Rhizoids (r'zoids). Usually hair-like outgrowths from plant-bodies which acti as holdfasts and, often, as absorbing organs. The name means root-like, but the similarity is by no means one of structure, but rather one of general function in relation to the outside world. Rhizoids are mostly developed by the lower plants, as, for example, in connection with the anchoring of sea-weeds, on the underside of jthe thallus-bodies of liverworts, from the base of the erect moss-plants, from the under side of the prothal-lium of ferns etc.

Rhizome {r-zōm'). See Root'-Stock.

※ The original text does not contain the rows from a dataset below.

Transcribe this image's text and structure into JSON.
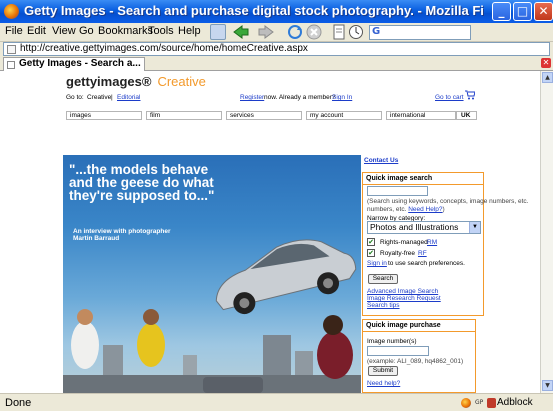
{
  "window": {
    "title": "Getty Images - Search and purchase digital stock photography. - Mozilla Firefox"
  },
  "menu": {
    "items": [
      "File",
      "Edit",
      "View",
      "Go",
      "Bookmarks",
      "Tools",
      "Help"
    ]
  },
  "address": {
    "url": "http://creative.gettyimages.com/source/home/homeCreative.aspx"
  },
  "tab": {
    "label": "Getty Images - Search a..."
  },
  "page": {
    "logo_main": "gettyimages®",
    "logo_sub": "Creative",
    "goto_label": "Go to:",
    "goto_creative": "Creative",
    "goto_sep": "|",
    "goto_editorial": "Editorial",
    "register_link": "Register",
    "register_text": "now. Already a member?",
    "signin_link": "Sign In",
    "goto_cart": "Go to cart",
    "nav": [
      "images",
      "film",
      "services",
      "my account",
      "international"
    ],
    "nav_region": "UK",
    "contact_us": "Contact Us",
    "hero_quote": "\"...the models behave and the geese do what they're supposed to...\"",
    "hero_sub_line1": "An interview with photographer",
    "hero_sub_line2": "Martin Barraud"
  },
  "quick_search": {
    "heading": "Quick image search",
    "hint": "(Search using keywords, concepts, image numbers, etc.",
    "need_help": "Need Help?",
    "hint_close": ")",
    "narrow_label": "Narrow by category:",
    "category_value": "Photos and Illustrations",
    "rm_label": "Rights-managed",
    "rm_abbr": "RM",
    "rf_label": "Royalty-free",
    "rf_abbr": "RF",
    "signin_pref_link": "Sign in",
    "signin_pref_text": "to use search preferences.",
    "search_button": "Search",
    "advanced_link": "Advanced Image Search",
    "research_link": "Image Research Request",
    "tips_link": "Search tips"
  },
  "quick_purchase": {
    "heading": "Quick image purchase",
    "number_label": "Image number(s)",
    "example": "(example: ALI_089, hq4862_001)",
    "submit_button": "Submit",
    "need_help": "Need help?"
  },
  "status": {
    "text": "Done",
    "gp": "GP",
    "adblock": "Adblock"
  }
}
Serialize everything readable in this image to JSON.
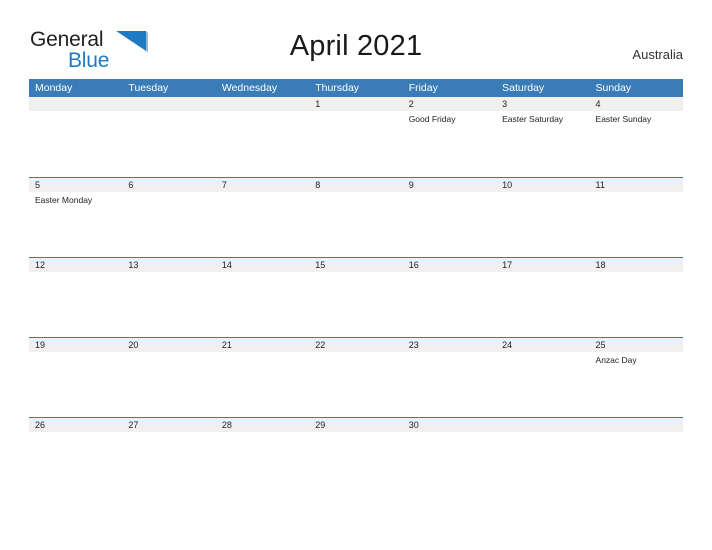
{
  "brand": {
    "name_part1": "General",
    "name_part2": "Blue"
  },
  "header": {
    "title": "April 2021",
    "region": "Australia"
  },
  "calendar": {
    "weekdays": [
      "Monday",
      "Tuesday",
      "Wednesday",
      "Thursday",
      "Friday",
      "Saturday",
      "Sunday"
    ],
    "weeks": [
      [
        {
          "date": "",
          "event": ""
        },
        {
          "date": "",
          "event": ""
        },
        {
          "date": "",
          "event": ""
        },
        {
          "date": "1",
          "event": ""
        },
        {
          "date": "2",
          "event": "Good Friday"
        },
        {
          "date": "3",
          "event": "Easter Saturday"
        },
        {
          "date": "4",
          "event": "Easter Sunday"
        }
      ],
      [
        {
          "date": "5",
          "event": "Easter Monday"
        },
        {
          "date": "6",
          "event": ""
        },
        {
          "date": "7",
          "event": ""
        },
        {
          "date": "8",
          "event": ""
        },
        {
          "date": "9",
          "event": ""
        },
        {
          "date": "10",
          "event": ""
        },
        {
          "date": "11",
          "event": ""
        }
      ],
      [
        {
          "date": "12",
          "event": ""
        },
        {
          "date": "13",
          "event": ""
        },
        {
          "date": "14",
          "event": ""
        },
        {
          "date": "15",
          "event": ""
        },
        {
          "date": "16",
          "event": ""
        },
        {
          "date": "17",
          "event": ""
        },
        {
          "date": "18",
          "event": ""
        }
      ],
      [
        {
          "date": "19",
          "event": ""
        },
        {
          "date": "20",
          "event": ""
        },
        {
          "date": "21",
          "event": ""
        },
        {
          "date": "22",
          "event": ""
        },
        {
          "date": "23",
          "event": ""
        },
        {
          "date": "24",
          "event": ""
        },
        {
          "date": "25",
          "event": "Anzac Day"
        }
      ],
      [
        {
          "date": "26",
          "event": ""
        },
        {
          "date": "27",
          "event": ""
        },
        {
          "date": "28",
          "event": ""
        },
        {
          "date": "29",
          "event": ""
        },
        {
          "date": "30",
          "event": ""
        },
        {
          "date": "",
          "event": ""
        },
        {
          "date": "",
          "event": ""
        }
      ]
    ]
  },
  "colors": {
    "header_blue": "#3a7cb8",
    "brand_blue": "#1f7ac4",
    "date_band": "#f0f0f0",
    "text_dark": "#222222"
  }
}
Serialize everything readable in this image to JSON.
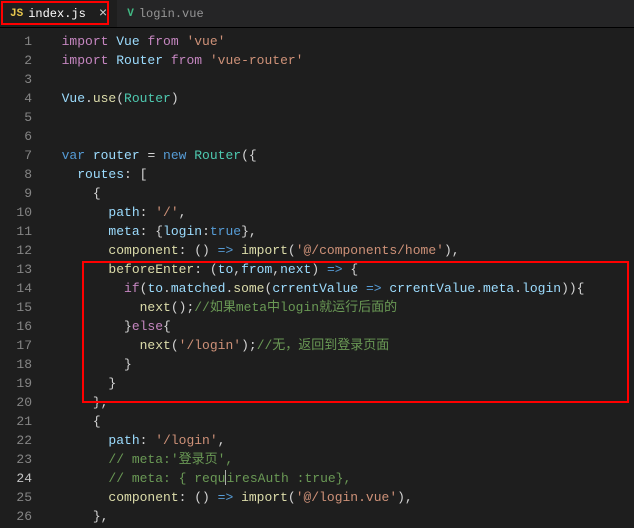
{
  "tabs": [
    {
      "filename": "index.js",
      "active": true,
      "type": "js"
    },
    {
      "filename": "login.vue",
      "active": false,
      "type": "vue"
    }
  ],
  "code_lines": [
    {
      "n": "1",
      "indent": 2,
      "tokens": [
        [
          "kw-import",
          "import"
        ],
        [
          "",
          ""
        ],
        [
          "ident",
          " Vue "
        ],
        [
          "kw-import",
          "from"
        ],
        [
          "",
          ""
        ],
        [
          "str",
          " 'vue'"
        ]
      ]
    },
    {
      "n": "2",
      "indent": 2,
      "tokens": [
        [
          "kw-import",
          "import"
        ],
        [
          "",
          ""
        ],
        [
          "ident",
          " Router "
        ],
        [
          "kw-import",
          "from"
        ],
        [
          "",
          ""
        ],
        [
          "str",
          " 'vue-router'"
        ]
      ]
    },
    {
      "n": "3",
      "indent": 2,
      "tokens": []
    },
    {
      "n": "4",
      "indent": 2,
      "tokens": [
        [
          "ident",
          "Vue"
        ],
        [
          "punct",
          "."
        ],
        [
          "func",
          "use"
        ],
        [
          "punct",
          "("
        ],
        [
          "class",
          "Router"
        ],
        [
          "punct",
          ")"
        ]
      ]
    },
    {
      "n": "5",
      "indent": 2,
      "tokens": []
    },
    {
      "n": "6",
      "indent": 2,
      "tokens": []
    },
    {
      "n": "7",
      "indent": 2,
      "tokens": [
        [
          "kw-var",
          "var"
        ],
        [
          "",
          ""
        ],
        [
          "ident",
          " router "
        ],
        [
          "punct",
          "= "
        ],
        [
          "kw-new",
          "new"
        ],
        [
          "",
          ""
        ],
        [
          "class",
          " Router"
        ],
        [
          "punct",
          "({"
        ]
      ]
    },
    {
      "n": "8",
      "indent": 4,
      "tokens": [
        [
          "ident",
          "routes"
        ],
        [
          "punct",
          ": ["
        ]
      ]
    },
    {
      "n": "9",
      "indent": 6,
      "tokens": [
        [
          "punct",
          "{"
        ]
      ]
    },
    {
      "n": "10",
      "indent": 8,
      "tokens": [
        [
          "ident",
          "path"
        ],
        [
          "punct",
          ": "
        ],
        [
          "str",
          "'/'"
        ],
        [
          "punct",
          ","
        ]
      ]
    },
    {
      "n": "11",
      "indent": 8,
      "tokens": [
        [
          "ident",
          "meta"
        ],
        [
          "punct",
          ": {"
        ],
        [
          "ident",
          "login"
        ],
        [
          "punct",
          ":"
        ],
        [
          "kw-const",
          "true"
        ],
        [
          "punct",
          "},"
        ]
      ]
    },
    {
      "n": "12",
      "indent": 8,
      "tokens": [
        [
          "func",
          "component"
        ],
        [
          "punct",
          ": () "
        ],
        [
          "kw-var",
          "=>"
        ],
        [
          "punct",
          " "
        ],
        [
          "func",
          "import"
        ],
        [
          "punct",
          "("
        ],
        [
          "str",
          "'@/components/home'"
        ],
        [
          "punct",
          "),"
        ]
      ]
    },
    {
      "n": "13",
      "indent": 8,
      "tokens": [
        [
          "func",
          "beforeEnter"
        ],
        [
          "punct",
          ": ("
        ],
        [
          "ident",
          "to"
        ],
        [
          "punct",
          ","
        ],
        [
          "ident",
          "from"
        ],
        [
          "punct",
          ","
        ],
        [
          "ident",
          "next"
        ],
        [
          "punct",
          ") "
        ],
        [
          "kw-var",
          "=>"
        ],
        [
          "punct",
          " {"
        ]
      ]
    },
    {
      "n": "14",
      "indent": 10,
      "tokens": [
        [
          "kw-ctrl",
          "if"
        ],
        [
          "punct",
          "("
        ],
        [
          "ident",
          "to"
        ],
        [
          "punct",
          "."
        ],
        [
          "ident",
          "matched"
        ],
        [
          "punct",
          "."
        ],
        [
          "func",
          "some"
        ],
        [
          "punct",
          "("
        ],
        [
          "ident",
          "crrentValue"
        ],
        [
          "punct",
          " "
        ],
        [
          "kw-var",
          "=>"
        ],
        [
          "punct",
          " "
        ],
        [
          "ident",
          "crrentValue"
        ],
        [
          "punct",
          "."
        ],
        [
          "ident",
          "meta"
        ],
        [
          "punct",
          "."
        ],
        [
          "ident",
          "login"
        ],
        [
          "punct",
          ")){"
        ]
      ]
    },
    {
      "n": "15",
      "indent": 12,
      "tokens": [
        [
          "func",
          "next"
        ],
        [
          "punct",
          "();"
        ],
        [
          "comment",
          "//如果meta中login就运行后面的"
        ]
      ]
    },
    {
      "n": "16",
      "indent": 10,
      "tokens": [
        [
          "punct",
          "}"
        ],
        [
          "kw-ctrl",
          "else"
        ],
        [
          "punct",
          "{"
        ]
      ]
    },
    {
      "n": "17",
      "indent": 12,
      "tokens": [
        [
          "func",
          "next"
        ],
        [
          "punct",
          "("
        ],
        [
          "str",
          "'/login'"
        ],
        [
          "punct",
          ");"
        ],
        [
          "comment",
          "//无，返回到登录页面"
        ]
      ]
    },
    {
      "n": "18",
      "indent": 10,
      "tokens": [
        [
          "punct",
          "}"
        ]
      ]
    },
    {
      "n": "19",
      "indent": 8,
      "tokens": [
        [
          "punct",
          "}"
        ]
      ]
    },
    {
      "n": "20",
      "indent": 6,
      "tokens": [
        [
          "punct",
          "},"
        ]
      ]
    },
    {
      "n": "21",
      "indent": 6,
      "tokens": [
        [
          "punct",
          "{"
        ]
      ]
    },
    {
      "n": "22",
      "indent": 8,
      "tokens": [
        [
          "ident",
          "path"
        ],
        [
          "punct",
          ": "
        ],
        [
          "str",
          "'/login'"
        ],
        [
          "punct",
          ","
        ]
      ]
    },
    {
      "n": "23",
      "indent": 8,
      "tokens": [
        [
          "comment",
          "// meta:'登录页',"
        ]
      ]
    },
    {
      "n": "24",
      "indent": 8,
      "active": true,
      "tokens": [
        [
          "comment",
          "// meta: { requ"
        ],
        [
          "cursor",
          ""
        ],
        [
          "comment",
          "iresAuth :true},"
        ]
      ]
    },
    {
      "n": "25",
      "indent": 8,
      "tokens": [
        [
          "func",
          "component"
        ],
        [
          "punct",
          ": () "
        ],
        [
          "kw-var",
          "=>"
        ],
        [
          "punct",
          " "
        ],
        [
          "func",
          "import"
        ],
        [
          "punct",
          "("
        ],
        [
          "str",
          "'@/login.vue'"
        ],
        [
          "punct",
          "),"
        ]
      ]
    },
    {
      "n": "26",
      "indent": 6,
      "tokens": [
        [
          "punct",
          "},"
        ]
      ]
    }
  ],
  "icons": {
    "close": "×",
    "js": "JS",
    "vue": "V"
  }
}
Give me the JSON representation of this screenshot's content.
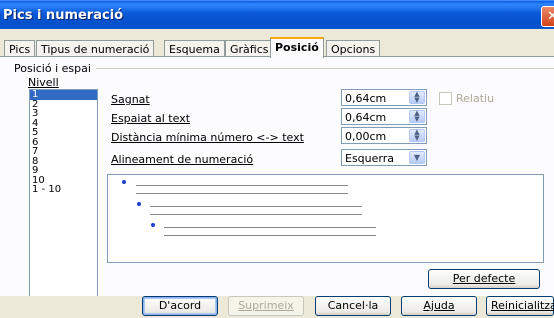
{
  "window": {
    "title": "Pics i numeració"
  },
  "tabs": [
    {
      "label": "Pics",
      "active": false
    },
    {
      "label": "Tipus de numeració",
      "active": false
    },
    {
      "label": "Esquema",
      "active": false
    },
    {
      "label": "Gràfics",
      "active": false
    },
    {
      "label": "Posició",
      "active": true
    },
    {
      "label": "Opcions",
      "active": false
    }
  ],
  "section": {
    "title": "Posició i espai"
  },
  "level": {
    "label": "Nivell",
    "items": [
      "1",
      "2",
      "3",
      "4",
      "5",
      "6",
      "7",
      "8",
      "9",
      "10",
      "1 - 10"
    ],
    "selected": "1"
  },
  "fields": {
    "indent": {
      "label": "Sagnat",
      "value": "0,64cm"
    },
    "spacing": {
      "label": "Espaiat al text",
      "value": "0,64cm"
    },
    "min_distance": {
      "label": "Distància mínima número <-> text",
      "value": "0,00cm"
    },
    "alignment": {
      "label": "Alineament de numeració",
      "value": "Esquerra"
    }
  },
  "relative": {
    "label": "Relatiu",
    "checked": false,
    "enabled": false
  },
  "default_button": {
    "label": "Per defecte"
  },
  "buttons": {
    "ok": "D'acord",
    "delete": "Suprimeix",
    "cancel": "Cancel·la",
    "help": "Ajuda",
    "reset": "Reinicialitza"
  },
  "colors": {
    "accent": "#0a5fe0",
    "selection": "#316ac5",
    "bullet": "#1f3fcf"
  }
}
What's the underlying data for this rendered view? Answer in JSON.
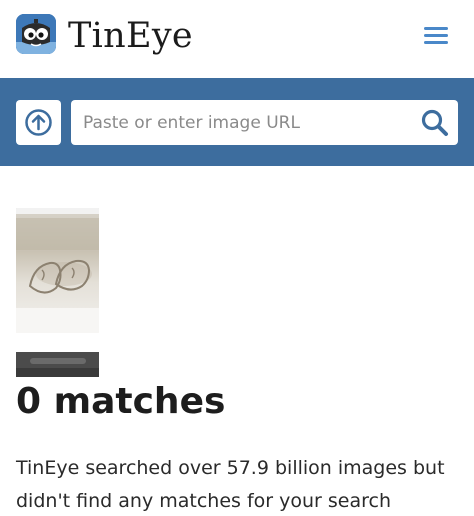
{
  "header": {
    "brand": "TinEye",
    "logo_icon": "tineye-robot-icon",
    "menu_icon": "hamburger-menu-icon"
  },
  "search": {
    "upload_icon": "upload-arrow-icon",
    "placeholder": "Paste or enter image URL",
    "value": "",
    "search_icon": "magnifier-icon"
  },
  "result": {
    "heading": "0 matches",
    "description": "TinEye searched over 57.9 billion images but didn't find any matches for your search"
  },
  "colors": {
    "band": "#3d6d9e",
    "accent": "#4a88c9",
    "logo_bg": "#3d78b8"
  }
}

Rhode Island, one of the original thirteen states and the smallest state in area in the American Union. Its greatest length from north to south is between 40 and 50 miles, and its width is less than 40, its land-area being but little over 1,050 square miles. It is bounded on the north and east by Massachusetts, on the south by the Atlantic and on the west by Connecticut. The state is divided 'into five counties, its principal cities being Providence (the capital), Newport, Central Falls, Pawtucket and Woon-socket. Narragansett Bay, which occupies the southeastern quarter of the state, contains a number of beautiful islands, on the largest of which, named Rhode Island, is Newport, a famous summer-resort, for-